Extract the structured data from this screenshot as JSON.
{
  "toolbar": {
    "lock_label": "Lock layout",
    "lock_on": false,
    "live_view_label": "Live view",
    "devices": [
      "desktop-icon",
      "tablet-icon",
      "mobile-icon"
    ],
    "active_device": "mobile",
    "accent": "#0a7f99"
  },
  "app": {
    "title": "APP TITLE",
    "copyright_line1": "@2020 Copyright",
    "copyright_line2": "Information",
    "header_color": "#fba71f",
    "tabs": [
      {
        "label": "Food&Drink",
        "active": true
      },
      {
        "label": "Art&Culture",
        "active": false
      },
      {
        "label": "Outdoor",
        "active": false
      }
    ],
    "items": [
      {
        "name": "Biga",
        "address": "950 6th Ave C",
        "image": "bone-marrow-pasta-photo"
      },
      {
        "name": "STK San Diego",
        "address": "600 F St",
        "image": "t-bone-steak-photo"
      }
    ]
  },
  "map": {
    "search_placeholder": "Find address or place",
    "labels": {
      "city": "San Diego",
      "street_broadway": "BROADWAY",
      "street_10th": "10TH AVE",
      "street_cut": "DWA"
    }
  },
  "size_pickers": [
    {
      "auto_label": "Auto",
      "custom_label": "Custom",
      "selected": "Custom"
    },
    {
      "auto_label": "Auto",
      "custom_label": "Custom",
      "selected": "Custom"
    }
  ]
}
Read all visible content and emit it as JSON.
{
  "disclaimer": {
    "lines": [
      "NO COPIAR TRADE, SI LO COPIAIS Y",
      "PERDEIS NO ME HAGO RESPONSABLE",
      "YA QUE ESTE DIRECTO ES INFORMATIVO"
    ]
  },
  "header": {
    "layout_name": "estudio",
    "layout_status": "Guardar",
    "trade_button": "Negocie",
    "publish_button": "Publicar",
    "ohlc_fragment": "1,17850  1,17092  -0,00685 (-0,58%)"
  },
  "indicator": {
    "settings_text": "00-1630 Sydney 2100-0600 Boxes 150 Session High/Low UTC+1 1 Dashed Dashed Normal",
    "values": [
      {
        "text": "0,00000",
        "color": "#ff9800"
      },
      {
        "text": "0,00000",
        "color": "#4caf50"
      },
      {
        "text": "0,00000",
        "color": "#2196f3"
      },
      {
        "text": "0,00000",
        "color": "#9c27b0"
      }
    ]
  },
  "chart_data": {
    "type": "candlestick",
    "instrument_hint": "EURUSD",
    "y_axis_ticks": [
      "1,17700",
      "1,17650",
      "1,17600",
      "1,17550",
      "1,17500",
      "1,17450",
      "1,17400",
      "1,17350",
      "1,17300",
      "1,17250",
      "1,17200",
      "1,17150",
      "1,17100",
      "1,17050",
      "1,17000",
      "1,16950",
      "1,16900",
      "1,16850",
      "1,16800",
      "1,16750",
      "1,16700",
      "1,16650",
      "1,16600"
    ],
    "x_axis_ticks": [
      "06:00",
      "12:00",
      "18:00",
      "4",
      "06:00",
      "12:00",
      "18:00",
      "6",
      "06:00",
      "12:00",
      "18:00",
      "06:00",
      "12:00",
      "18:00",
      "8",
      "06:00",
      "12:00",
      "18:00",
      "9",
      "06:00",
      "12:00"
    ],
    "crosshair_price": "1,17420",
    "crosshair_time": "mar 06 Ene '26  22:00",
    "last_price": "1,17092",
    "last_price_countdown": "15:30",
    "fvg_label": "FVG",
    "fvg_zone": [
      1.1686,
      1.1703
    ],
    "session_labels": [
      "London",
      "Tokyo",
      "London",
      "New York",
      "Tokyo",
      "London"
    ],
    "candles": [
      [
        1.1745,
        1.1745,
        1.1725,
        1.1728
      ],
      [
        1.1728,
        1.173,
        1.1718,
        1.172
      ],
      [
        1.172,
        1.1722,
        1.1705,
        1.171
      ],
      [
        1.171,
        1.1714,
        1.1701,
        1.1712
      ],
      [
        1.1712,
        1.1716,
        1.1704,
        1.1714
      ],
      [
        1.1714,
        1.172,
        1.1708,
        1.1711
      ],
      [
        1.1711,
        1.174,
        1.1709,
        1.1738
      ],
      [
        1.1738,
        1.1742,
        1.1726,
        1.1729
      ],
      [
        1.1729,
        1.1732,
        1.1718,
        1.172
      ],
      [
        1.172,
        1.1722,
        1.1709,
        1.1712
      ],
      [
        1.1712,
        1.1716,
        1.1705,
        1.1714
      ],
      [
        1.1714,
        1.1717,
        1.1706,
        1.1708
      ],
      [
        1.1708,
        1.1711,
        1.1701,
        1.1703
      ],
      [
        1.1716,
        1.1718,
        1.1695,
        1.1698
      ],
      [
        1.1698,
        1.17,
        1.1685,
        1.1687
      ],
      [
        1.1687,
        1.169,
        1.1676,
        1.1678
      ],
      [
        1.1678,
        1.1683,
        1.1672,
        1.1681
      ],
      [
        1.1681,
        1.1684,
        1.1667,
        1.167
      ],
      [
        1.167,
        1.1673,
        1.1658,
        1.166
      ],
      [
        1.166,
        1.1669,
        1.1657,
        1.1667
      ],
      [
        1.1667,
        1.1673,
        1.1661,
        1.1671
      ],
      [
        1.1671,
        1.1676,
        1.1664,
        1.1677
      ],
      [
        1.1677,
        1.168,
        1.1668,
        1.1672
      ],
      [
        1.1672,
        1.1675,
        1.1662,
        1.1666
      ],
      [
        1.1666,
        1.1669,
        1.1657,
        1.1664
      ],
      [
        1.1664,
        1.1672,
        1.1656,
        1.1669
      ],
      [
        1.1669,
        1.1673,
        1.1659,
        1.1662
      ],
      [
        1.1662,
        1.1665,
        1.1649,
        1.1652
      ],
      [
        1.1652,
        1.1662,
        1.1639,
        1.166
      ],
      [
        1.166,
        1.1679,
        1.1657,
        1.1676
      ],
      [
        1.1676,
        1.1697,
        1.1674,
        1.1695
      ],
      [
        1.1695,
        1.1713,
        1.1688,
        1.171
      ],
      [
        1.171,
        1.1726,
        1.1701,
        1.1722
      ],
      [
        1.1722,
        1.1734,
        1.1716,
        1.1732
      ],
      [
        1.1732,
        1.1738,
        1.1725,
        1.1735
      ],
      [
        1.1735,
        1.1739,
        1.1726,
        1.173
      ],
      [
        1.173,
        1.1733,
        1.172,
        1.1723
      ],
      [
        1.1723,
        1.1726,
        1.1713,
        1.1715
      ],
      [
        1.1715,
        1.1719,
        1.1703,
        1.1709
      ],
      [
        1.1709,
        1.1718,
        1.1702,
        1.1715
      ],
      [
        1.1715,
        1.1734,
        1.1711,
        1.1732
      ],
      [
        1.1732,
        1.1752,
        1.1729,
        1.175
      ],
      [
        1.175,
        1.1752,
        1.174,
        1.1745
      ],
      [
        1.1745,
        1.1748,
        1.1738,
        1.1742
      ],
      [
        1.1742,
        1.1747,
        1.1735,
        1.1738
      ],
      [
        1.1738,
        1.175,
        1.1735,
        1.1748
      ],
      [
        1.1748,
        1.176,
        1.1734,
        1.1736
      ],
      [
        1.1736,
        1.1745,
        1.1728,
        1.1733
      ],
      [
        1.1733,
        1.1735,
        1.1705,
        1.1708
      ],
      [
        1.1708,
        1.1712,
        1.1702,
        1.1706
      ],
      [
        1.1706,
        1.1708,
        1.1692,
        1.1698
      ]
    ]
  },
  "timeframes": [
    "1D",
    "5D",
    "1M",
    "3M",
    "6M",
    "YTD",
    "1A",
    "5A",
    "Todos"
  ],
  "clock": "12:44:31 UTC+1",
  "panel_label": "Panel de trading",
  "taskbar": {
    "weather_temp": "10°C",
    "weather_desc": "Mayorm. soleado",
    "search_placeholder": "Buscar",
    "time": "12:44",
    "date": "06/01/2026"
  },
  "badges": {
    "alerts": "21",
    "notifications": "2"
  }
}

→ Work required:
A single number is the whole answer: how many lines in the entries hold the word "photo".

→ Solved exercise:
2